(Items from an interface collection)
◇ ◇ ◇ ◇ ◇ ◇ ◇

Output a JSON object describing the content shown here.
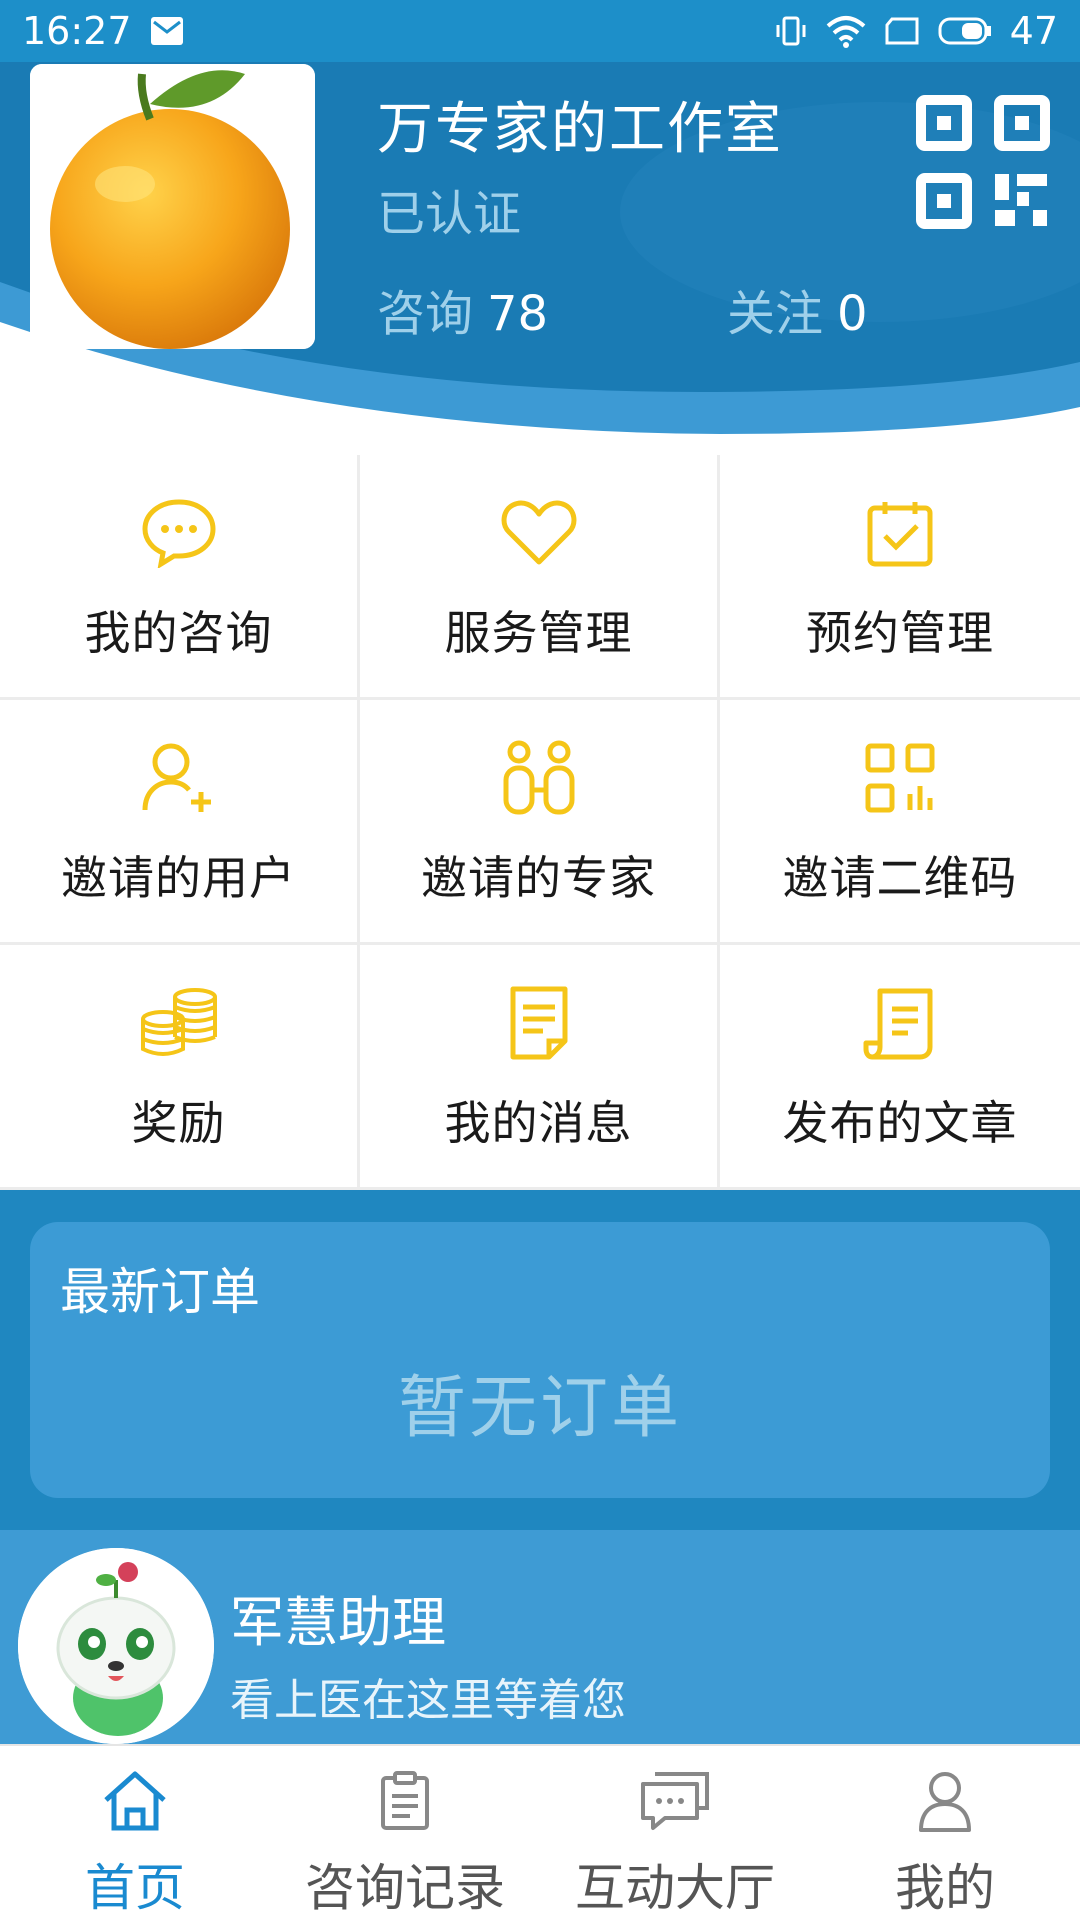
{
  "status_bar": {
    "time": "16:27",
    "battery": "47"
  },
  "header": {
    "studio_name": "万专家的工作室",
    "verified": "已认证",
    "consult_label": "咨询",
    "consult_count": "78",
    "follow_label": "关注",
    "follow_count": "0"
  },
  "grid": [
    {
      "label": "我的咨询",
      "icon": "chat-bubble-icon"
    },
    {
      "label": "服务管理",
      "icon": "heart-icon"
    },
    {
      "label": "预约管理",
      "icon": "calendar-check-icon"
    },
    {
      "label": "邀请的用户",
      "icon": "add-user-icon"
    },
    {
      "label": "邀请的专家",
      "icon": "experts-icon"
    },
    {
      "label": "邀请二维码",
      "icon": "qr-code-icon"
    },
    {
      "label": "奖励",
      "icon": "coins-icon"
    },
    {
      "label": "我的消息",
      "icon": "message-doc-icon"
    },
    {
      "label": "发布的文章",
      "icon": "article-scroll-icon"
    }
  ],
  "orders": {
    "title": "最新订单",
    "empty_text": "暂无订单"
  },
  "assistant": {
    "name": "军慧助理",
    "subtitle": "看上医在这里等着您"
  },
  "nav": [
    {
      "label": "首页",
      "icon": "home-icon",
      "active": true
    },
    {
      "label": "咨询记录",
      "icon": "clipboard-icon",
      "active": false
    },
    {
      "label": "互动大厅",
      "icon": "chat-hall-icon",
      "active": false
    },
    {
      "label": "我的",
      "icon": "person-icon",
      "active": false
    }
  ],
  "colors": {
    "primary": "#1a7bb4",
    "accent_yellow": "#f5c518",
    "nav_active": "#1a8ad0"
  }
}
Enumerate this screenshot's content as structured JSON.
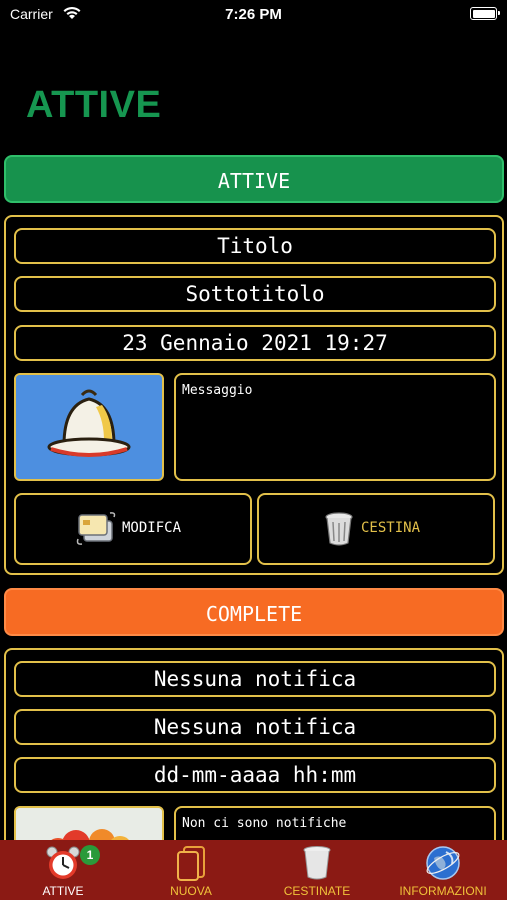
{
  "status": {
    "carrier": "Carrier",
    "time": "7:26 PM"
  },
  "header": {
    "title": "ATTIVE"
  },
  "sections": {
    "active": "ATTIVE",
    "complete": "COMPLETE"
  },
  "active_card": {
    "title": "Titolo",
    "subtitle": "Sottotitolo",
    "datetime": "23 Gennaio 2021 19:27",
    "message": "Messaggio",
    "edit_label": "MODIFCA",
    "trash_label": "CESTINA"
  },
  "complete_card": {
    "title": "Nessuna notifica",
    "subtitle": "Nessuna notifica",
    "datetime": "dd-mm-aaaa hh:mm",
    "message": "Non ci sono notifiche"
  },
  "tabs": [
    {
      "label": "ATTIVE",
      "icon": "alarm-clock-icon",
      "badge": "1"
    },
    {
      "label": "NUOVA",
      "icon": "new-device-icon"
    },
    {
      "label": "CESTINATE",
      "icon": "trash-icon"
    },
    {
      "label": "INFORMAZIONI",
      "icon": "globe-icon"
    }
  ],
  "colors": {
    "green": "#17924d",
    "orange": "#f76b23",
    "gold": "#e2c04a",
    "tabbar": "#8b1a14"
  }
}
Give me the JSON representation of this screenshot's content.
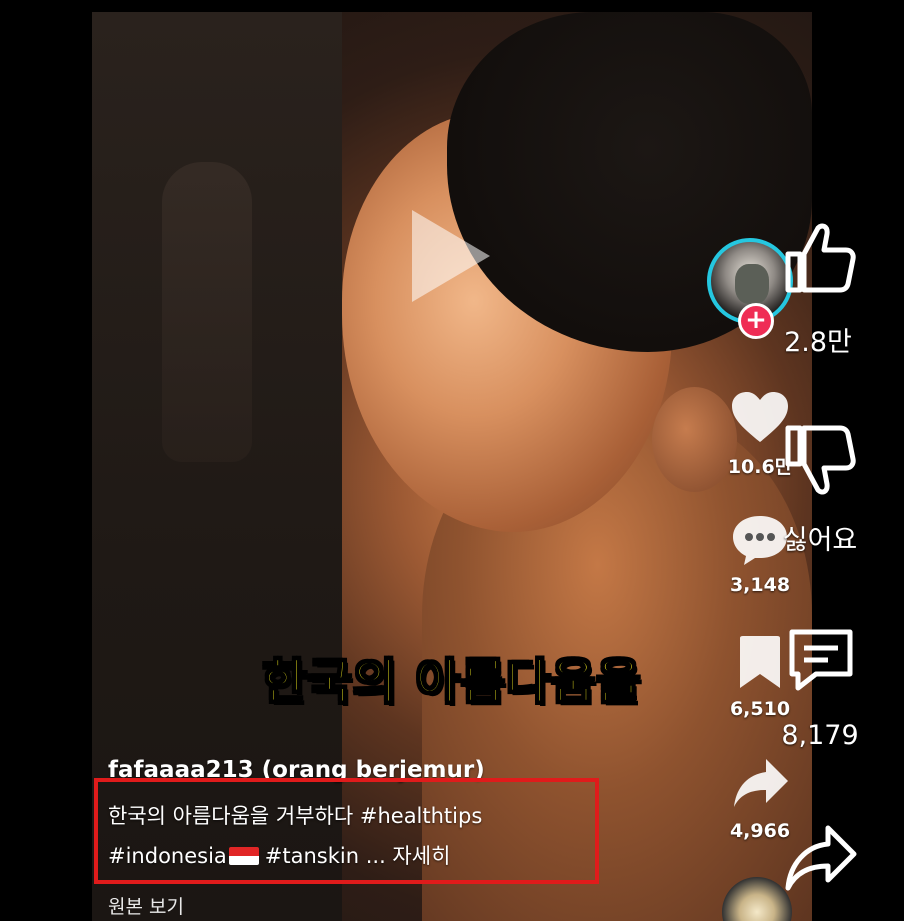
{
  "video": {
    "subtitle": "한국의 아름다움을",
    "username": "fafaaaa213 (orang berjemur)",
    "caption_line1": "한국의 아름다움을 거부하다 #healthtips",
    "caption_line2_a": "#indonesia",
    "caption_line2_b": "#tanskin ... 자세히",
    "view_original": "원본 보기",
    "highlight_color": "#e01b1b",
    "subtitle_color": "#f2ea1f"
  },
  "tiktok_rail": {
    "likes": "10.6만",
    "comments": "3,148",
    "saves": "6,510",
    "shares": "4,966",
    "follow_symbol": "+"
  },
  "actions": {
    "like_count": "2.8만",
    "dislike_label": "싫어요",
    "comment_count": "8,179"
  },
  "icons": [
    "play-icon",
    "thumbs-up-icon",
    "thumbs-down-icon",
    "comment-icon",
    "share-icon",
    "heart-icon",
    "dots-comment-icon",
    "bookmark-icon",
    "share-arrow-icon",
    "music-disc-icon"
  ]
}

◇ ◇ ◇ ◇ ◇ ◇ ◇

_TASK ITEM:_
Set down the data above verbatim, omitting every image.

_RESPONSE TO THE EXERCISE:_
Output a JSON object describing the content shown here.
{
  "status_bar": {
    "time": "16:27",
    "battery": "47"
  },
  "header": {
    "studio_name": "万专家的工作室",
    "verified": "已认证",
    "consult_label": "咨询",
    "consult_count": "78",
    "follow_label": "关注",
    "follow_count": "0"
  },
  "grid": [
    {
      "label": "我的咨询",
      "icon": "chat-bubble-icon"
    },
    {
      "label": "服务管理",
      "icon": "heart-icon"
    },
    {
      "label": "预约管理",
      "icon": "calendar-check-icon"
    },
    {
      "label": "邀请的用户",
      "icon": "add-user-icon"
    },
    {
      "label": "邀请的专家",
      "icon": "experts-icon"
    },
    {
      "label": "邀请二维码",
      "icon": "qr-code-icon"
    },
    {
      "label": "奖励",
      "icon": "coins-icon"
    },
    {
      "label": "我的消息",
      "icon": "message-doc-icon"
    },
    {
      "label": "发布的文章",
      "icon": "article-scroll-icon"
    }
  ],
  "orders": {
    "title": "最新订单",
    "empty_text": "暂无订单"
  },
  "assistant": {
    "name": "军慧助理",
    "subtitle": "看上医在这里等着您"
  },
  "nav": [
    {
      "label": "首页",
      "icon": "home-icon",
      "active": true
    },
    {
      "label": "咨询记录",
      "icon": "clipboard-icon",
      "active": false
    },
    {
      "label": "互动大厅",
      "icon": "chat-hall-icon",
      "active": false
    },
    {
      "label": "我的",
      "icon": "person-icon",
      "active": false
    }
  ],
  "colors": {
    "primary": "#1a7bb4",
    "accent_yellow": "#f5c518",
    "nav_active": "#1a8ad0"
  }
}
Enumerate this screenshot's content as structured JSON.
{
  "status": {
    "carrier": "Carrier",
    "time": "7:26 PM"
  },
  "header": {
    "title": "ATTIVE"
  },
  "sections": {
    "active": "ATTIVE",
    "complete": "COMPLETE"
  },
  "active_card": {
    "title": "Titolo",
    "subtitle": "Sottotitolo",
    "datetime": "23 Gennaio 2021 19:27",
    "message": "Messaggio",
    "edit_label": "MODIFCA",
    "trash_label": "CESTINA"
  },
  "complete_card": {
    "title": "Nessuna notifica",
    "subtitle": "Nessuna notifica",
    "datetime": "dd-mm-aaaa hh:mm",
    "message": "Non ci sono notifiche"
  },
  "tabs": [
    {
      "label": "ATTIVE",
      "icon": "alarm-clock-icon",
      "badge": "1"
    },
    {
      "label": "NUOVA",
      "icon": "new-device-icon"
    },
    {
      "label": "CESTINATE",
      "icon": "trash-icon"
    },
    {
      "label": "INFORMAZIONI",
      "icon": "globe-icon"
    }
  ],
  "colors": {
    "green": "#17924d",
    "orange": "#f76b23",
    "gold": "#e2c04a",
    "tabbar": "#8b1a14"
  }
}
Give me the JSON representation of this screenshot's content.
{
  "video": {
    "subtitle": "한국의 아름다움을",
    "username": "fafaaaa213 (orang berjemur)",
    "caption_line1": "한국의 아름다움을 거부하다 #healthtips",
    "caption_line2_a": "#indonesia",
    "caption_line2_b": "#tanskin ... 자세히",
    "view_original": "원본 보기",
    "highlight_color": "#e01b1b",
    "subtitle_color": "#f2ea1f"
  },
  "tiktok_rail": {
    "likes": "10.6만",
    "comments": "3,148",
    "saves": "6,510",
    "shares": "4,966",
    "follow_symbol": "+"
  },
  "actions": {
    "like_count": "2.8만",
    "dislike_label": "싫어요",
    "comment_count": "8,179"
  },
  "icons": [
    "play-icon",
    "thumbs-up-icon",
    "thumbs-down-icon",
    "comment-icon",
    "share-icon",
    "heart-icon",
    "dots-comment-icon",
    "bookmark-icon",
    "share-arrow-icon",
    "music-disc-icon"
  ]
}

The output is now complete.